By the time I managed to graduate and stay on the hockey team all four years (by the grace of God), I moved to a new city to begin my first job, where I’d reached an all-time low of 98 pounds.
98 pounds, ya’ll.
What I thought was some insane anxiety and depression at 108 pounds, was absolutely out of proportion when another ten came off. The mind-body connection is absolutely fierce.
The craziest thing about depression and eating disorders is they can reach a point that’s so critical, where you honestly don’t know which part of it to fix first. The mind? The body? The heart? The soul?
The body physically can’t just start consuming mass quantities of food. The mind struggles to create new thought patterns overnight. The heart wants to love and hold on but doesn’t know how. The soul is screaming at its highest octave from within that thick, sound-proof glass case; crying out to anyone and anything.
To this day, I also can’t identify the one thing that got me out of that mess. I wish I could give you a quick solve or a 3-step answer, but I can’t.
Despite the memories of those days that are often still hard to recall, I can now look back on them with 100% certainty and tell you, God never left my side, and He didn’t ever not have a plan or a purpose for my pain.
Did He do it to me? Certainly not. Did His heartbreak to see me struggle? Absolutely.
At times, it’s less hard to think about what I went through, and harder to think about where I’d be if I hadn’t. It’s certainly made me who I am today.
What I can tell you is, God deserves so much glory for my recovery. He parted the seas in my raging ocean and fought for me when I thought I had nothing left to give.
Alllll this time later – now at a much fuller, healthier weight, my mind is sound, my heart has been healed, and my soul is both cemented and free. I see myself differently in the mirror these days. I certainly still have my downer days, but I’m actively declaring the phrase: “The more I think with love, love is all I see.”
There’s no sugar-coating it – my recovery took years.
It took working for an incredibly supportive company with great leadership (lululemon), it took a hip surgery that forcibly stopped my intense activity regimen, it took living with my parents while I paid for grad school and they reintroduced me to normal eating, it took finding the love of my life, and it took many, many encounters with God that ultimately led to COMPLETE surrender.
So please hear my plea: Whatever you or a loved one is going through – remain standing. Stand tall. Stand by their side, stand with them and for them. And my goodness, pray for them.
The power of prayerful intercession is like nothing I’ve ever experienced. I might not be where I am today without the friends, family, and faith-filled believers who shook heaven and earth to see me whole again.

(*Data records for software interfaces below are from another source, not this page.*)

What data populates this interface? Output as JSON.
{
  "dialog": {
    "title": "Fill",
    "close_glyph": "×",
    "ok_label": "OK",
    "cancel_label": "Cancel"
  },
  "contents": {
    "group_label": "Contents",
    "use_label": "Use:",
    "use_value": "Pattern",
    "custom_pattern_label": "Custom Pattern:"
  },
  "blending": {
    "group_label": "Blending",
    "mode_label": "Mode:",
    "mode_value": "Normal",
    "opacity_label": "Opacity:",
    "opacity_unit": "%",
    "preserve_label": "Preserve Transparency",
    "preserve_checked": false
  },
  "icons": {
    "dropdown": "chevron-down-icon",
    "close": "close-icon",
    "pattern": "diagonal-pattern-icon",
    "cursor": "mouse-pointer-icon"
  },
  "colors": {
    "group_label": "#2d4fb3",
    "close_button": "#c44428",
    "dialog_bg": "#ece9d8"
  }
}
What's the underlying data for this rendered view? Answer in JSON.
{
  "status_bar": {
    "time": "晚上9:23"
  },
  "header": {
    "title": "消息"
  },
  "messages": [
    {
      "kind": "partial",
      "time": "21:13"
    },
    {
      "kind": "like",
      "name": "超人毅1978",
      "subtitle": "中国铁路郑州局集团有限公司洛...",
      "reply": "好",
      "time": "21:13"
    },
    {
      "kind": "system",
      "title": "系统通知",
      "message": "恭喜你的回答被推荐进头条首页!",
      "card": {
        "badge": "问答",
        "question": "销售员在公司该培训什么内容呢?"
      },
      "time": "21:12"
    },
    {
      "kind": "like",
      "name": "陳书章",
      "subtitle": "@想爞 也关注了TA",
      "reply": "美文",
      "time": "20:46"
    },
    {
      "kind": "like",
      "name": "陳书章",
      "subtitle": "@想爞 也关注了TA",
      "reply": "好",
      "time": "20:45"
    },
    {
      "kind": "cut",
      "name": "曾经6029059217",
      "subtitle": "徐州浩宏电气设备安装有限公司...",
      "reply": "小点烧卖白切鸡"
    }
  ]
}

Wholeness – I’ve learned – is a constant discovery.
I feel a bit emotional writing this because, in the years of distancing myself from these memories and more recently being distracted with life + work, I haven’t been as much of a voice for mental health and walking it out in faith.
I hope to continue sharing more parts of my story and helping others through the process, because this I know for sure:
Our God is bigger than the scale, what the mirror shows, the whispers and rumors, and the disorder that’s wiped you off your feet. You will get well. You will. It will take grit to stay there and grace to take you where you’re headed.
But no matter where you’ve been or what’s happened to you: be proud of who you are. Work towards a place of mental and physical health and don’t ever be afraid to seek the help and resources you may need.
Own the bumps, bruises, scratches, and scars of your life. Some will wither and fade, and some will serve as a constant reminder of just how tough you are.
There will always be more to you and your story than your weight. So much more.